Forget chocolate, drugs, puppies, exercise, prozac, or anything else that makes you happy.
Giving money (and your time) is a great way to express your personal gratitude. but it makes you feel good. Paul Lamb, in his post "The Year of Living Givingly" points to this article at SF Gate, that says charitable giving offers the donor significant and positive health and cognitive benefits. There's an added benefit, people who donate generate more dopamine, the "happy" neurotransmitter associated with pleasure, craving, and reward. Hmm ... maybe that's why some of us become "giving junkies" in the best sense of the word.
There are benefits to the nonprofits too because having a predictible source of income in difficult economic times makes its it easier to plan. And a regular, ongoing contribution, even small contributions of $10 can make a difference.
Stowe Boyd in his post "Nature or Nurture in Social Networks" points to this research about how your friends through social networks can affect your mood. He sums it up, "Looks like we are who we hang with, for better or worse, and to the degree that we can control where we wind up networked we should try to move toward those that are doing the fun stuff."

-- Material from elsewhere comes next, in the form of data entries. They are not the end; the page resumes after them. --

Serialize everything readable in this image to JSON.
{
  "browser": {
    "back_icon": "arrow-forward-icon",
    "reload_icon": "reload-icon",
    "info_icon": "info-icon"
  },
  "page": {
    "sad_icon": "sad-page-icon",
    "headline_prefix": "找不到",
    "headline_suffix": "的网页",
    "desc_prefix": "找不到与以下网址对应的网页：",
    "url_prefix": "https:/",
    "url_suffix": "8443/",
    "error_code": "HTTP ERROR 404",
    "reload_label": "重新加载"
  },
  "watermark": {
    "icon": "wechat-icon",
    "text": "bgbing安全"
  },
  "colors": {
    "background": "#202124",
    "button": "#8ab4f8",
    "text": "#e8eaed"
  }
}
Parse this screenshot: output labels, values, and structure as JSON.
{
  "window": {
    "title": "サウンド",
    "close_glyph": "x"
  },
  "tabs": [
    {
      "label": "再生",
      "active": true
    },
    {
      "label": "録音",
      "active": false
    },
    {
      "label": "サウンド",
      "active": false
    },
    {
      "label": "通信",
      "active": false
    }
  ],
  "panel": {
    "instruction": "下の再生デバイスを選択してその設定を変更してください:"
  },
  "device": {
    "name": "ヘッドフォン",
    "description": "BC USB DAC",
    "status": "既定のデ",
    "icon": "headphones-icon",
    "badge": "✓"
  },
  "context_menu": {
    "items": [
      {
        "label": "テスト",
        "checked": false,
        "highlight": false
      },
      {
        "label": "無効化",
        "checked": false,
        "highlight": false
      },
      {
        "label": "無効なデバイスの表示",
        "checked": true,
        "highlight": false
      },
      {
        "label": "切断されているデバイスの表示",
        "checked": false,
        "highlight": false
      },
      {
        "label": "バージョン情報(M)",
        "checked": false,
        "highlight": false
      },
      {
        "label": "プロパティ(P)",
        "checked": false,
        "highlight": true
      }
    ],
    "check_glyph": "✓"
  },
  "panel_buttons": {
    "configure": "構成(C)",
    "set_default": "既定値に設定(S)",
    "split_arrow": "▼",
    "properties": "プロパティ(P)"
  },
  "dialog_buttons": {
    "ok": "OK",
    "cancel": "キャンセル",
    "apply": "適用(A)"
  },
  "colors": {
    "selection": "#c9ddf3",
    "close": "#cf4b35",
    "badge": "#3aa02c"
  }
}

So, get happy, feel good, and donate $10 to the Sharing Foundation to celebrate my birthday. Make a contribution to my birthday cause and help me leverage some matching dollars. If you don't want to donate through Facebook, here are some other ways to wish me happy birthday.